Information supplied START

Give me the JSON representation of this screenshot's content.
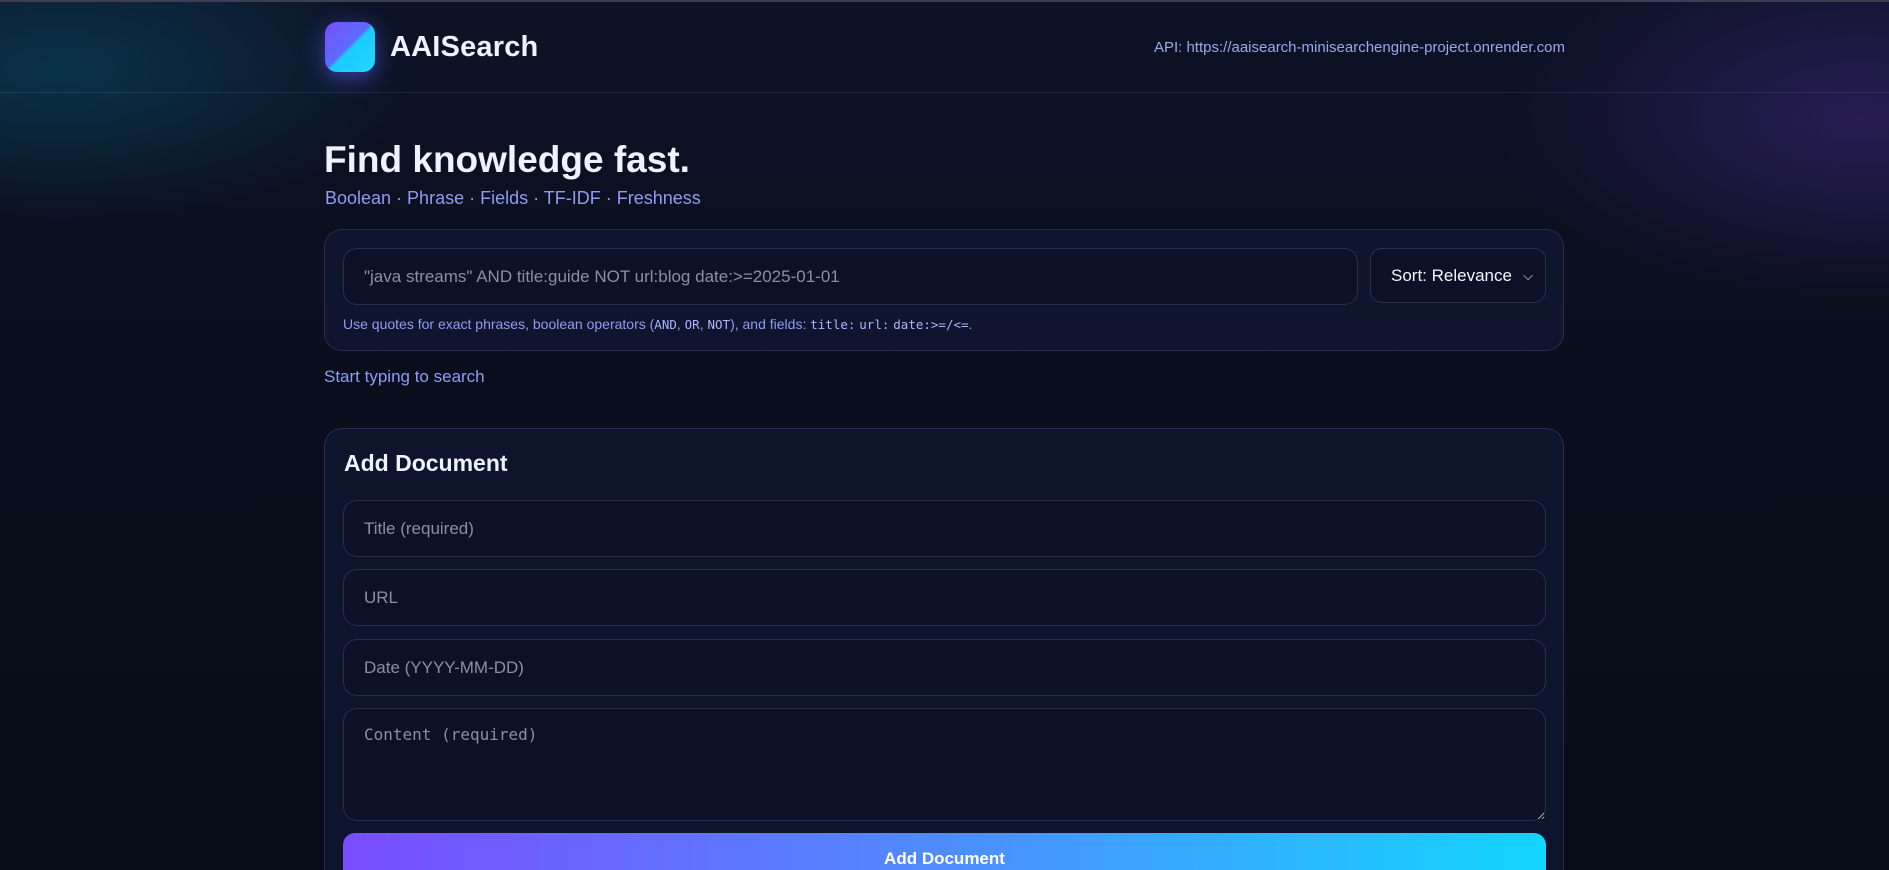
{
  "header": {
    "brand_name": "AAISearch",
    "api_label": "API: https://aaisearch-minisearchengine-project.onrender.com"
  },
  "hero": {
    "title": "Find knowledge fast.",
    "subtitle": "Boolean · Phrase · Fields · TF-IDF · Freshness"
  },
  "search": {
    "placeholder": "\"java streams\" AND title:guide NOT url:blog date:>=2025-01-01",
    "value": "",
    "sort_selected": "Sort: Relevance",
    "hint": {
      "prefix": "Use quotes for exact phrases, boolean operators (",
      "op_and": "AND",
      "sep1": ", ",
      "op_or": "OR",
      "sep2": ", ",
      "op_not": "NOT",
      "middle": "), and fields: ",
      "field_title": "title:",
      "field_url": "url:",
      "field_date": "date:>=/<=",
      "suffix": "."
    }
  },
  "status_text": "Start typing to search",
  "add_document": {
    "title": "Add Document",
    "title_placeholder": "Title (required)",
    "url_placeholder": "URL",
    "date_placeholder": "Date (YYYY-MM-DD)",
    "content_placeholder": "Content (required)",
    "submit_label": "Add Document"
  },
  "colors": {
    "background": "#0a0e1c",
    "accent_purple": "#7a4dff",
    "accent_cyan": "#12d6ff",
    "muted_text": "#8e9cf2"
  }
}
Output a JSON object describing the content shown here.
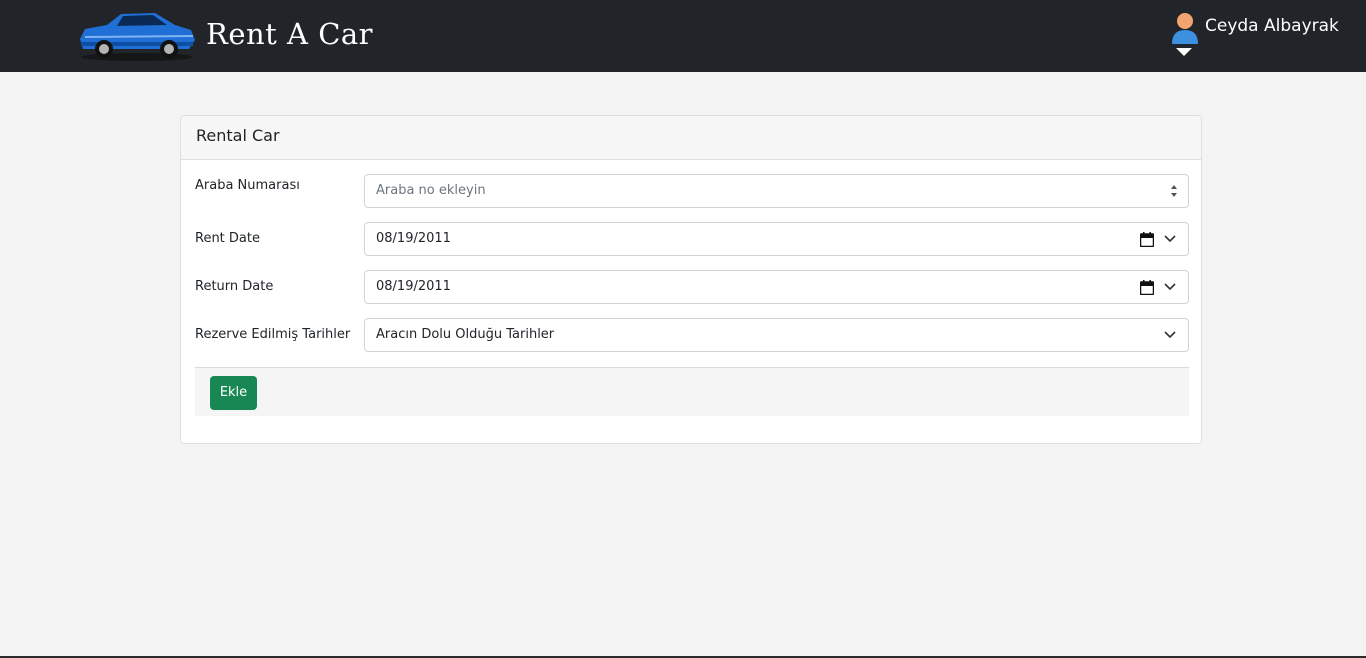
{
  "navbar": {
    "brand": "Rent A Car",
    "logo_icon": "blue-sports-car-logo",
    "user": {
      "name": "Ceyda Albayrak",
      "avatar_icon": "user-avatar-icon",
      "caret_icon": "caret-down-icon"
    }
  },
  "card": {
    "title": "Rental Car",
    "fields": {
      "car_number": {
        "label": "Araba Numarası",
        "value": "",
        "placeholder": "Araba no ekleyin"
      },
      "rent_date": {
        "label": "Rent Date",
        "value": "08/19/2011"
      },
      "return_date": {
        "label": "Return Date",
        "value": "08/19/2011"
      },
      "reserved_dates": {
        "label": "Rezerve Edilmiş Tarihler",
        "selected": "Aracın Dolu Olduğu Tarihler"
      }
    },
    "submit_label": "Ekle"
  },
  "colors": {
    "navbar_bg": "#212529",
    "page_bg": "#f4f4f4",
    "submit_button": "#198754",
    "logo_car": "#1f6fd6"
  }
}
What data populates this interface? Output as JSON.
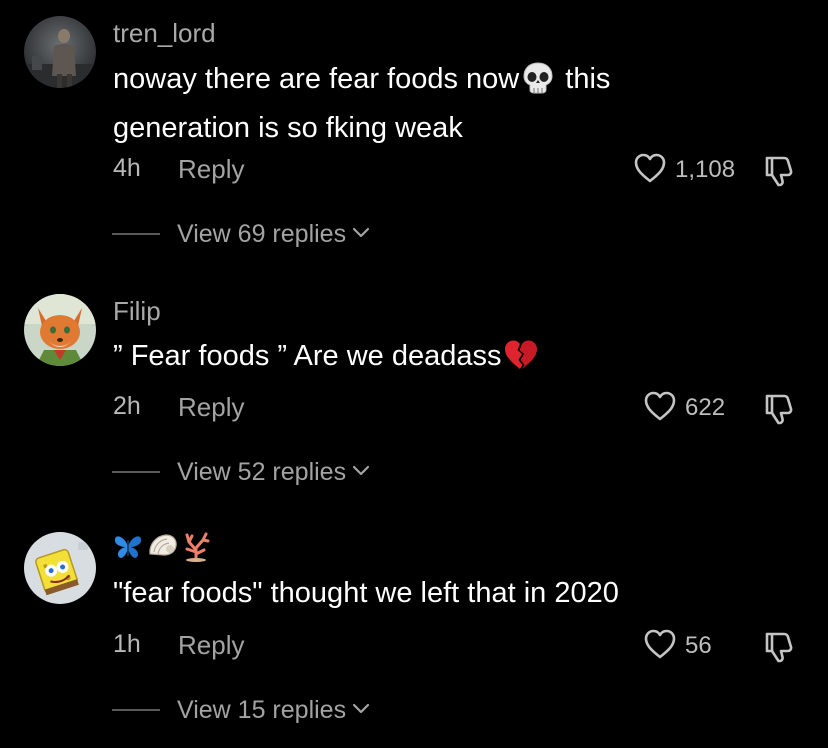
{
  "colors": {
    "background": "#000000",
    "username": "#a9a9a9",
    "text": "#ffffff",
    "meta": "#a3a3a3",
    "divider": "#5a5a5a"
  },
  "comments": [
    {
      "username": "tren_lord",
      "avatar_icon": "person-photo-avatar",
      "text_before_emoji": "noway there are fear foods now",
      "emoji_icon": "skull-emoji",
      "text_after_emoji": " this generation is so fking weak",
      "time": "4h",
      "reply_label": "Reply",
      "likes": "1,108",
      "view_replies": "View 69 replies"
    },
    {
      "username": "Filip",
      "avatar_icon": "fox-cartoon-avatar",
      "text_before_emoji": "” Fear foods ” Are we deadass",
      "emoji_icon": "broken-heart-emoji",
      "text_after_emoji": "",
      "time": "2h",
      "reply_label": "Reply",
      "likes": "622",
      "view_replies": "View 52 replies"
    },
    {
      "username_emoji_icons": [
        "butterfly-emoji",
        "shell-emoji",
        "coral-emoji"
      ],
      "avatar_icon": "spongebob-avatar",
      "text": "\"fear foods\" thought we left that in 2020",
      "time": "1h",
      "reply_label": "Reply",
      "likes": "56",
      "view_replies": "View 15 replies"
    }
  ]
}
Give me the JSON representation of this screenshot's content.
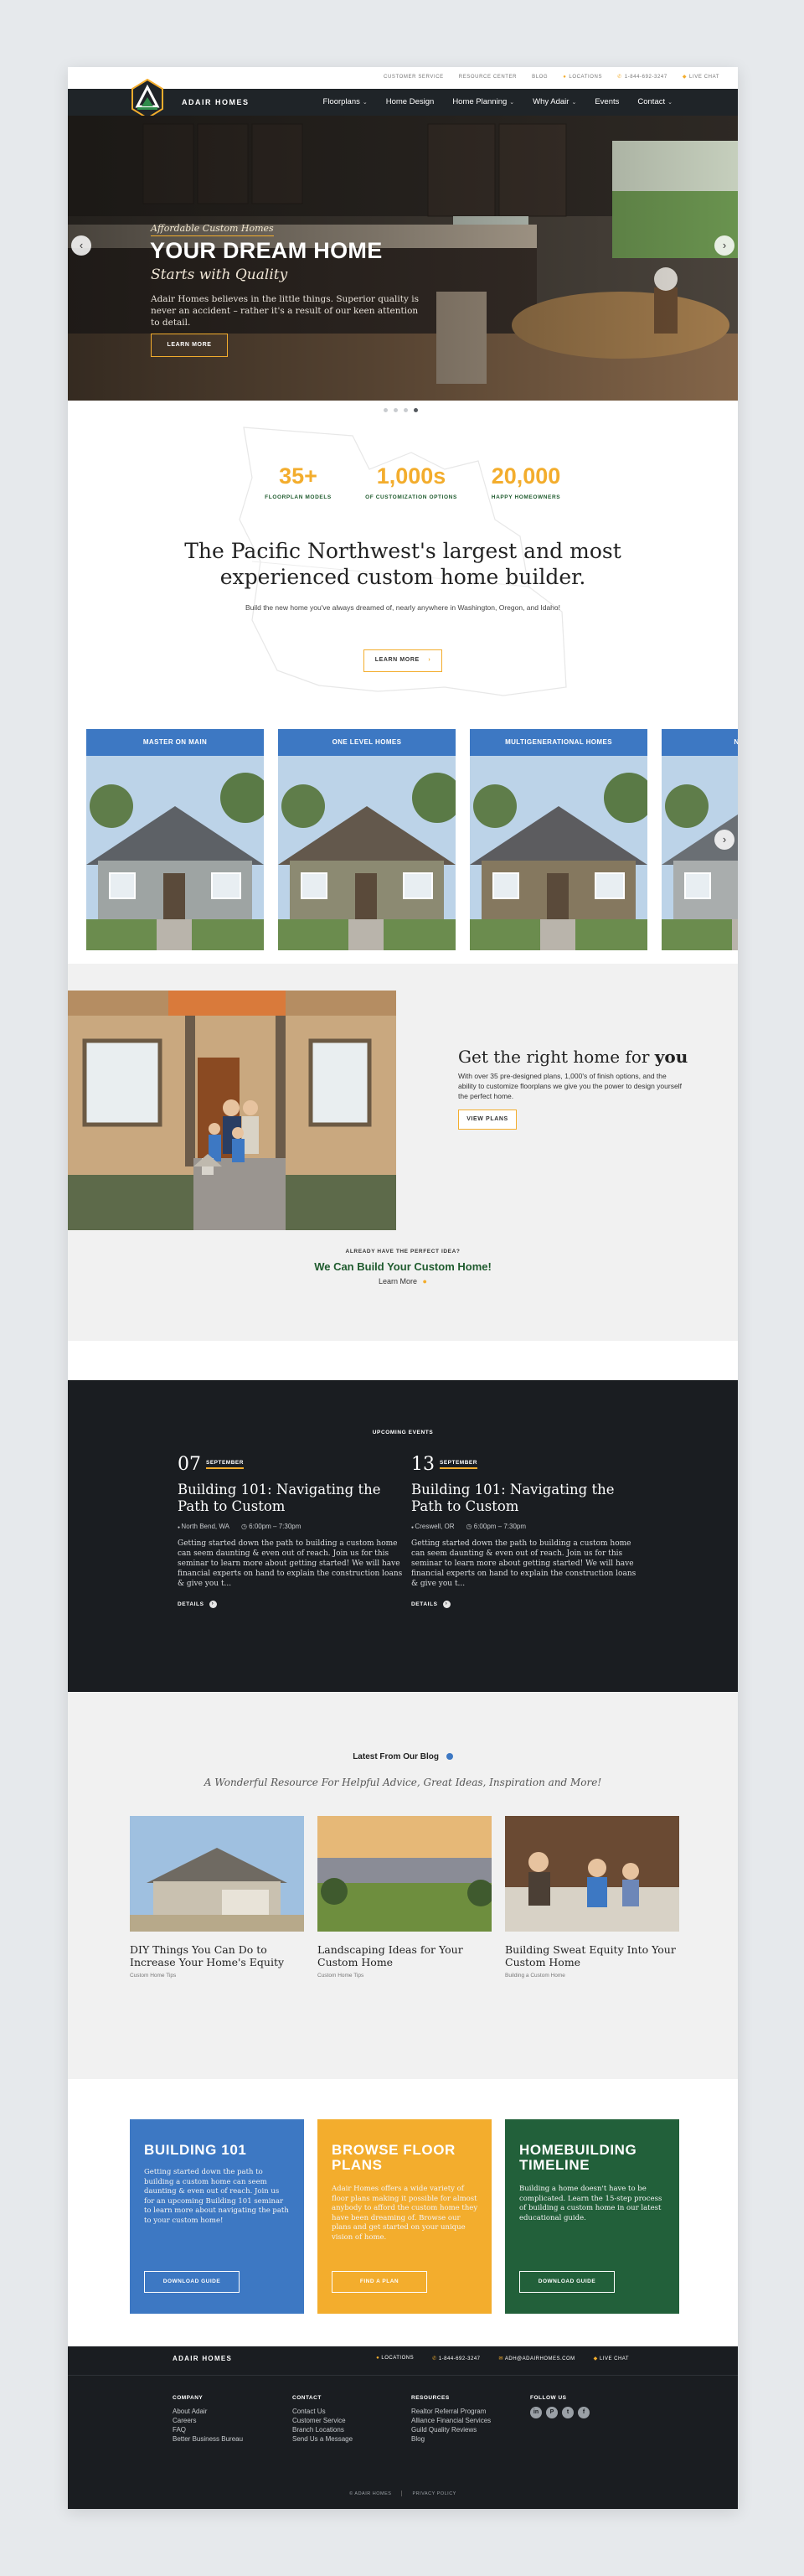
{
  "utility": {
    "customer_service": "CUSTOMER SERVICE",
    "resource_center": "RESOURCE CENTER",
    "blog": "BLOG",
    "locations": "LOCATIONS",
    "phone": "1-844-692-3247",
    "live_chat": "LIVE CHAT"
  },
  "brand": {
    "name": "ADAIR HOMES"
  },
  "nav": {
    "items": [
      {
        "label": "Floorplans",
        "has_menu": true
      },
      {
        "label": "Home Design",
        "has_menu": false
      },
      {
        "label": "Home Planning",
        "has_menu": true
      },
      {
        "label": "Why Adair",
        "has_menu": true
      },
      {
        "label": "Events",
        "has_menu": false
      },
      {
        "label": "Contact",
        "has_menu": true
      }
    ]
  },
  "hero": {
    "kicker": "Affordable Custom Homes",
    "title": "YOUR DREAM HOME",
    "subtitle": "Starts with Quality",
    "description": "Adair Homes believes in the little things. Superior quality is never an accident – rather it's a result of our keen attention to detail.",
    "cta": "LEARN MORE",
    "prev": "‹",
    "next": "›",
    "slide_count": 4,
    "active_slide": 4
  },
  "stats": [
    {
      "num": "35+",
      "label": "FLOORPLAN MODELS"
    },
    {
      "num": "1,000s",
      "label": "OF CUSTOMIZATION OPTIONS"
    },
    {
      "num": "20,000",
      "label": "HAPPY HOMEOWNERS"
    }
  ],
  "intro": {
    "headline": "The Pacific Northwest's largest and most experienced custom home builder.",
    "sub": "Build the new home you've always dreamed of, nearly anywhere in Washington, Oregon, and Idaho!",
    "cta": "LEARN MORE"
  },
  "home_cards": [
    {
      "label": "MASTER ON MAIN"
    },
    {
      "label": "ONE LEVEL HOMES"
    },
    {
      "label": "MULTIGENERATIONAL HOMES"
    },
    {
      "label": "NARROW"
    }
  ],
  "right_home": {
    "title_prefix": "Get the right home for",
    "title_emph": "you",
    "description": "With over 35 pre-designed plans, 1,000's of finish options, and the ability to customize floorplans we give you the power to design yourself the perfect home.",
    "cta": "VIEW PLANS"
  },
  "ideas": {
    "kicker": "ALREADY HAVE THE PERFECT IDEA?",
    "heading": "We Can Build Your Custom Home!",
    "link": "Learn More"
  },
  "events": {
    "heading": "UPCOMING EVENTS",
    "items": [
      {
        "day": "07",
        "month": "SEPTEMBER",
        "title": "Building 101: Navigating the Path to Custom",
        "location": "North Bend, WA",
        "time": "6:00pm – 7:30pm",
        "body": "Getting started down the path to building a custom home can seem daunting & even out of reach. Join us for this seminar to learn more about getting started! We will have financial experts on hand to explain the construction loans & give you t...",
        "details": "DETAILS"
      },
      {
        "day": "13",
        "month": "SEPTEMBER",
        "title": "Building 101: Navigating the Path to Custom",
        "location": "Creswell, OR",
        "time": "6:00pm – 7:30pm",
        "body": "Getting started down the path to building a custom home can seem daunting & even out of reach. Join us for this seminar to learn more about getting started! We will have financial experts on hand to explain the construction loans & give you t...",
        "details": "DETAILS"
      }
    ]
  },
  "blog": {
    "heading": "Latest From Our Blog",
    "sub": "A Wonderful Resource For Helpful Advice, Great Ideas, Inspiration and More!",
    "posts": [
      {
        "title": "DIY Things You Can Do to Increase Your Home's Equity",
        "category": "Custom Home Tips"
      },
      {
        "title": "Landscaping Ideas for Your Custom Home",
        "category": "Custom Home Tips"
      },
      {
        "title": "Building Sweat Equity Into Your Custom Home",
        "category": "Building a Custom Home"
      }
    ]
  },
  "tiles": [
    {
      "title": "BUILDING 101",
      "body": "Getting started down the path to building a custom home can seem daunting & even out of reach. Join us for an upcoming Building 101 seminar to learn more about navigating the path to your custom home!",
      "cta": "DOWNLOAD GUIDE",
      "color": "#3d78c3"
    },
    {
      "title": "BROWSE FLOOR PLANS",
      "body": "Adair Homes offers a wide variety of floor plans making it possible for almost anybody to afford the custom home they have been dreaming of. Browse our plans and get started on your unique vision of home.",
      "cta": "FIND A PLAN",
      "color": "#f3ad2d"
    },
    {
      "title": "HOMEBUILDING TIMELINE",
      "body": "Building a home doesn't have to be complicated. Learn the 15-step process of building a custom home in our latest educational guide.",
      "cta": "DOWNLOAD GUIDE",
      "color": "#22603a"
    }
  ],
  "footer": {
    "brand": "ADAIR HOMES",
    "locations": "LOCATIONS",
    "phone": "1-844-692-3247",
    "email": "ADH@ADAIRHOMES.COM",
    "live_chat": "LIVE CHAT",
    "columns": [
      {
        "heading": "COMPANY",
        "links": [
          "About Adair",
          "Careers",
          "FAQ",
          "Better Business Bureau"
        ]
      },
      {
        "heading": "CONTACT",
        "links": [
          "Contact Us",
          "Customer Service",
          "Branch Locations",
          "Send Us a Message"
        ]
      },
      {
        "heading": "RESOURCES",
        "links": [
          "Realtor Referral Program",
          "Alliance Financial Services",
          "Guild Quality Reviews",
          "Blog"
        ]
      },
      {
        "heading": "FOLLOW US",
        "links": []
      }
    ],
    "social": [
      "in",
      "P",
      "t",
      "f"
    ],
    "copyright": "© ADAIR HOMES",
    "privacy": "PRIVACY POLICY"
  }
}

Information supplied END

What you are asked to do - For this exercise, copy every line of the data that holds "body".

Your response -
        "body": "Getting started down the path to building a custom home can seem daunting & even out of reach. Join us for this seminar to learn more about getting started! We will have financial experts on hand to explain the construction loans & give you t...",
        "body": "Getting started down the path to building a custom home can seem daunting & even out of reach. Join us for this seminar to learn more about getting started! We will have financial experts on hand to explain the construction loans & give you t...",
      "body": "Getting started down the path to building a custom home can seem daunting & even out of reach. Join us for an upcoming Building 101 seminar to learn more about navigating the path to your custom home!",
      "body": "Adair Homes offers a wide variety of floor plans making it possible for almost anybody to afford the custom home they have been dreaming of. Browse our plans and get started on your unique vision of home.",
      "body": "Building a home doesn't have to be complicated. Learn the 15-step process of building a custom home in our latest educational guide.",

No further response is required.